Movie Review: "The Wolfman" (2010)
by Armand Vaquer
A "guys' night out" was held last night (most of the guys I was with are married) at Universal City Walk for dinner at Tony Roma's and a screening of the new version of The Wolfman with Benicio Del Toro as Lawrence Talbot and Anthony Hopkins as John Talbot.
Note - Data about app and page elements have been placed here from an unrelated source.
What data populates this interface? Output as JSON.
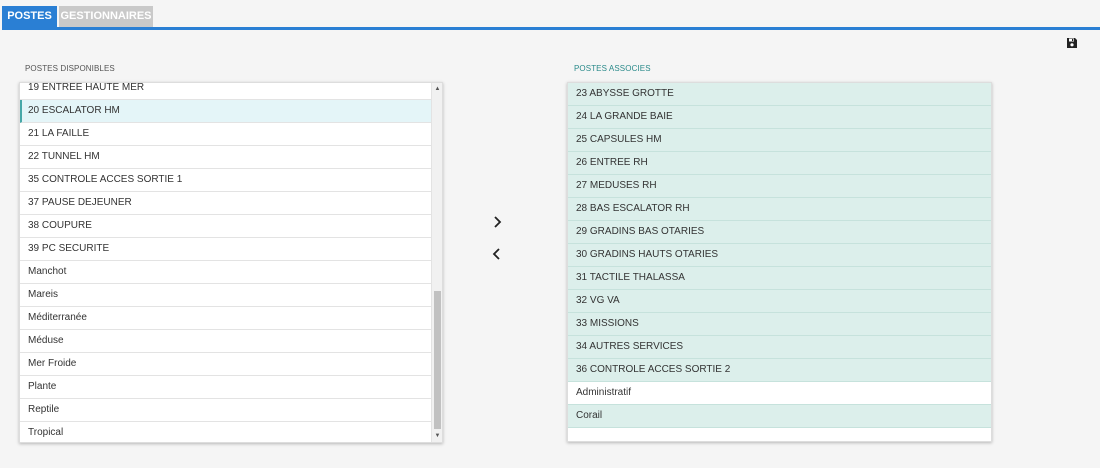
{
  "tabs": [
    {
      "label": "POSTES",
      "active": true
    },
    {
      "label": "GESTIONNAIRES",
      "active": false
    }
  ],
  "icons": {
    "save": "floppy-disk-icon",
    "move_right": "chevron-right-icon",
    "move_left": "chevron-left-icon"
  },
  "colors": {
    "accent": "#2a7fd4",
    "associated_row_bg": "#dcefeb",
    "selected_row_bg": "#e4f5f8"
  },
  "available": {
    "label": "POSTES DISPONIBLES",
    "selected_item": "20 ESCALATOR HM",
    "items": [
      "19 ENTREE HAUTE MER",
      "20 ESCALATOR HM",
      "21 LA FAILLE",
      "22 TUNNEL HM",
      "35 CONTROLE ACCES SORTIE 1",
      "37 PAUSE DEJEUNER",
      "38 COUPURE",
      "39 PC SECURITE",
      "Manchot",
      "Mareis",
      "Méditerranée",
      "Méduse",
      "Mer Froide",
      "Plante",
      "Reptile",
      "Tropical"
    ]
  },
  "associated": {
    "label": "POSTES ASSOCIES",
    "items": [
      "23 ABYSSE GROTTE",
      "24 LA GRANDE BAIE",
      "25 CAPSULES HM",
      "26 ENTREE RH",
      "27 MEDUSES RH",
      "28 BAS ESCALATOR RH",
      "29 GRADINS BAS OTARIES",
      "30 GRADINS HAUTS OTARIES",
      "31 TACTILE THALASSA",
      "32 VG VA",
      "33 MISSIONS",
      "34 AUTRES SERVICES",
      "36 CONTROLE ACCES SORTIE 2",
      "Administratif",
      "Corail"
    ],
    "plain_items": [
      "Administratif"
    ]
  }
}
Universal Studios resurrects the classic lycanthrope with this tale of an American who experiences an unsettling transformation after returning to his ancestral home in Victorian-era Great Britain and being attacked by a rampaging werewolf. His brother having recently vanished without a trace, haunted nobleman Lawrence Talbot (Benicio Del Toro) returns to his family estate to investigate. What he discovers upon reuniting with his estranged father (Anthony Hopkins), however, is a destiny far darker than his blackest nightmares. As a young boy, the untimely death of his mother caused Talbot to grow up before his time. Though Talbot would attempt to bury his pain in the past by leaving the quiet Victorian hamlet of Blackmoor behind, the past returns with a vengeance when his brother's fiancée, Gwen Conliffe (Emily Blunt), convinces him to return home and aid the search for his missing brother. But something monstrous has been stalking the residents of Blackmoor from the nighttime shadows, something not quite human. Not even recently arrived Scotland Yard inspector Aberline (Hugo Weaving) can dream up a rational explanation for the gruesome spell that has been cast over Blackmoor, yet rumors of an ancient curse persist to this very day. According to legend, the afflicted will experience a horrific transformation by the light of the full moon, their animal rage becoming far too powerful for their human bodies to contain. Now, the woman Talbot loves is in mortal danger, and in order to protect her he must venture into the moonlit woods and destroy the beast before it destroys her. But this isn't your typical hunt, because before the beast can be slain, a simple man will uncover a primal side of himself that he never knew existed. Screenwriter Andrew Kevin Walker pens a film directed by Joe Johnston and featuring creature effects by special-effects makeup legend Rick Baker.
The movie was very atmospheric and the effects were good. My main gripe with The Wolfman is the editing and script. The editing was too frenetic for my taste. The character development was lacking and casting a Hispanic (Del Toro) as an Englishman did not bring any believability to me. The producers may have tried to address this in the flashback sequences involving Lawrence Talbot's mother. They seem to indicate that she was either Hispanic, Eastern European (or even with gypsy blood) or middle-Eastern. Her background was unclear.
The town already had a werewolf problem at the time of Lawrence's arrival to investigate his brother's death. They were also well-versed in lycanthropy (werewolfism). It also strained credibility to have Lawrence captured in human form to undergo torture. The torture employed seemed pointless.
Those niggling things aside, I was still entertained by the movie. Although it had many faults, I found it more satisfying than the recent thrill-ride The Mummy and Van Helsing movies. The script, at least, took its subject matter seriously. It was based on the 1941 screenplay by Curt Siodmak (who also received credit in this movie).
Although I think Del Toro was miscast (hard to believe he is the same guy in the Timothy Dalton License To Kill James Bond movie), his acting was good and he seemed to "channel" Lon Chaney, Jr.
Rick Baker's make-up was excellent and his make-up of Del Toro did pay a nod to Jack Pierce's 1941 original make-up.
My grade: B+.